# TASK STATEMENT
Leave no picture in, and give every entry again exactly.

# RAW DATA

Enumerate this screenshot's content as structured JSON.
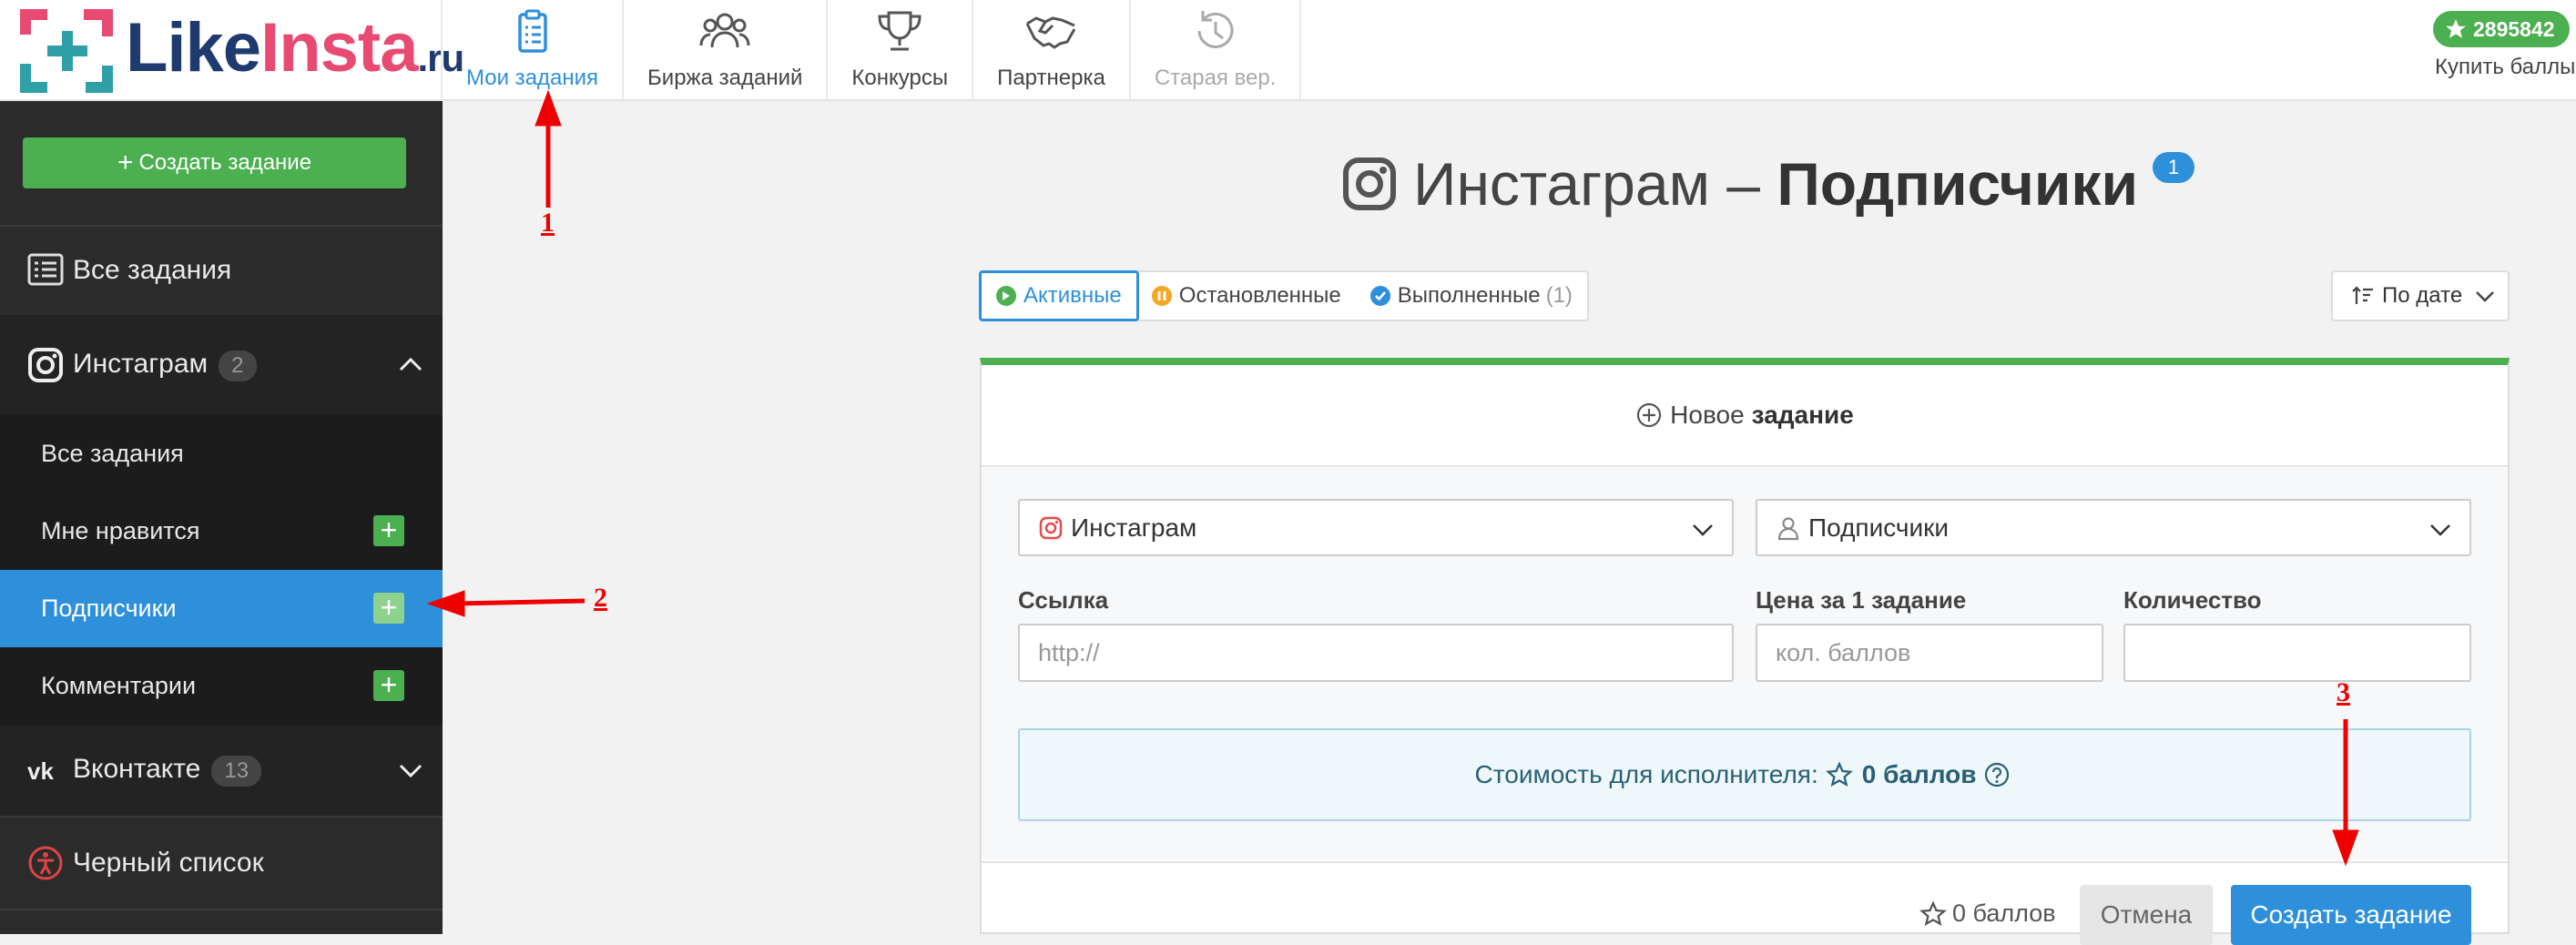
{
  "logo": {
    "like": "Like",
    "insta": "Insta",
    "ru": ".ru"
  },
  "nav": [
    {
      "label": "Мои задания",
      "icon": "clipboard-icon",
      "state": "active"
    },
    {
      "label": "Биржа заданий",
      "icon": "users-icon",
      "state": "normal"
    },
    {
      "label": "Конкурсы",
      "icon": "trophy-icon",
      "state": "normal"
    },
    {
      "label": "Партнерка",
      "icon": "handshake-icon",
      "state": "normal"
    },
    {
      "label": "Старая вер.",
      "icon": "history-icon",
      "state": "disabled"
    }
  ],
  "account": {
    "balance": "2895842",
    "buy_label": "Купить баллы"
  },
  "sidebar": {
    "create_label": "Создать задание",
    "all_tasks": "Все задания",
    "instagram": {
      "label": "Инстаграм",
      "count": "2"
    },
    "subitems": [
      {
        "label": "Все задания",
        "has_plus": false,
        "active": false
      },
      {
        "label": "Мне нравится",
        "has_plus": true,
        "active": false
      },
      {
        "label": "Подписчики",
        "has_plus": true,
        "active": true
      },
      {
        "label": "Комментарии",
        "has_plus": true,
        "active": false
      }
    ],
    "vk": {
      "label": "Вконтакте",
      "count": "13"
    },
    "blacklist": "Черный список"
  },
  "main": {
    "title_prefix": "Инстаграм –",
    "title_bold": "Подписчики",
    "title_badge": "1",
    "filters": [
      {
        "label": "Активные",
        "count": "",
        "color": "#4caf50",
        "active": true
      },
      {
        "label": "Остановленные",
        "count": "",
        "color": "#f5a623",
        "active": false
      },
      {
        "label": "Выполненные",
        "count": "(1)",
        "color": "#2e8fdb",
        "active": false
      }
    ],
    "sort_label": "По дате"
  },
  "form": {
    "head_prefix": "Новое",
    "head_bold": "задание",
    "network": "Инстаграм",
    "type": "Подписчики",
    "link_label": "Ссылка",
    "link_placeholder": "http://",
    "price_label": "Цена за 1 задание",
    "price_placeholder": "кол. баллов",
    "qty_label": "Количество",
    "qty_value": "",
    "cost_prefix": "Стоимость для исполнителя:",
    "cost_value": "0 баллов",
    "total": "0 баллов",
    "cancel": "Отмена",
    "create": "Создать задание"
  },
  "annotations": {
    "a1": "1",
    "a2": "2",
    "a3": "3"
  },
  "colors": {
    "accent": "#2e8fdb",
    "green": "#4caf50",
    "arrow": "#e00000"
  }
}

# EXERCISE SOLUTION
Enumerate this screenshot's content as structured JSON.
{
  "logo": {
    "like": "Like",
    "insta": "Insta",
    "ru": ".ru"
  },
  "nav": [
    {
      "label": "Мои задания",
      "icon": "clipboard-icon",
      "state": "active"
    },
    {
      "label": "Биржа заданий",
      "icon": "users-icon",
      "state": "normal"
    },
    {
      "label": "Конкурсы",
      "icon": "trophy-icon",
      "state": "normal"
    },
    {
      "label": "Партнерка",
      "icon": "handshake-icon",
      "state": "normal"
    },
    {
      "label": "Старая вер.",
      "icon": "history-icon",
      "state": "disabled"
    }
  ],
  "account": {
    "balance": "2895842",
    "buy_label": "Купить баллы"
  },
  "sidebar": {
    "create_label": "Создать задание",
    "all_tasks": "Все задания",
    "instagram": {
      "label": "Инстаграм",
      "count": "2"
    },
    "subitems": [
      {
        "label": "Все задания",
        "has_plus": false,
        "active": false
      },
      {
        "label": "Мне нравится",
        "has_plus": true,
        "active": false
      },
      {
        "label": "Подписчики",
        "has_plus": true,
        "active": true
      },
      {
        "label": "Комментарии",
        "has_plus": true,
        "active": false
      }
    ],
    "vk": {
      "label": "Вконтакте",
      "count": "13"
    },
    "blacklist": "Черный список"
  },
  "main": {
    "title_prefix": "Инстаграм –",
    "title_bold": "Подписчики",
    "title_badge": "1",
    "filters": [
      {
        "label": "Активные",
        "count": "",
        "color": "#4caf50",
        "active": true
      },
      {
        "label": "Остановленные",
        "count": "",
        "color": "#f5a623",
        "active": false
      },
      {
        "label": "Выполненные",
        "count": "(1)",
        "color": "#2e8fdb",
        "active": false
      }
    ],
    "sort_label": "По дате"
  },
  "form": {
    "head_prefix": "Новое",
    "head_bold": "задание",
    "network": "Инстаграм",
    "type": "Подписчики",
    "link_label": "Ссылка",
    "link_placeholder": "http://",
    "price_label": "Цена за 1 задание",
    "price_placeholder": "кол. баллов",
    "qty_label": "Количество",
    "qty_value": "",
    "cost_prefix": "Стоимость для исполнителя:",
    "cost_value": "0 баллов",
    "total": "0 баллов",
    "cancel": "Отмена",
    "create": "Создать задание"
  },
  "annotations": {
    "a1": "1",
    "a2": "2",
    "a3": "3"
  },
  "colors": {
    "accent": "#2e8fdb",
    "green": "#4caf50",
    "arrow": "#e00000"
  }
}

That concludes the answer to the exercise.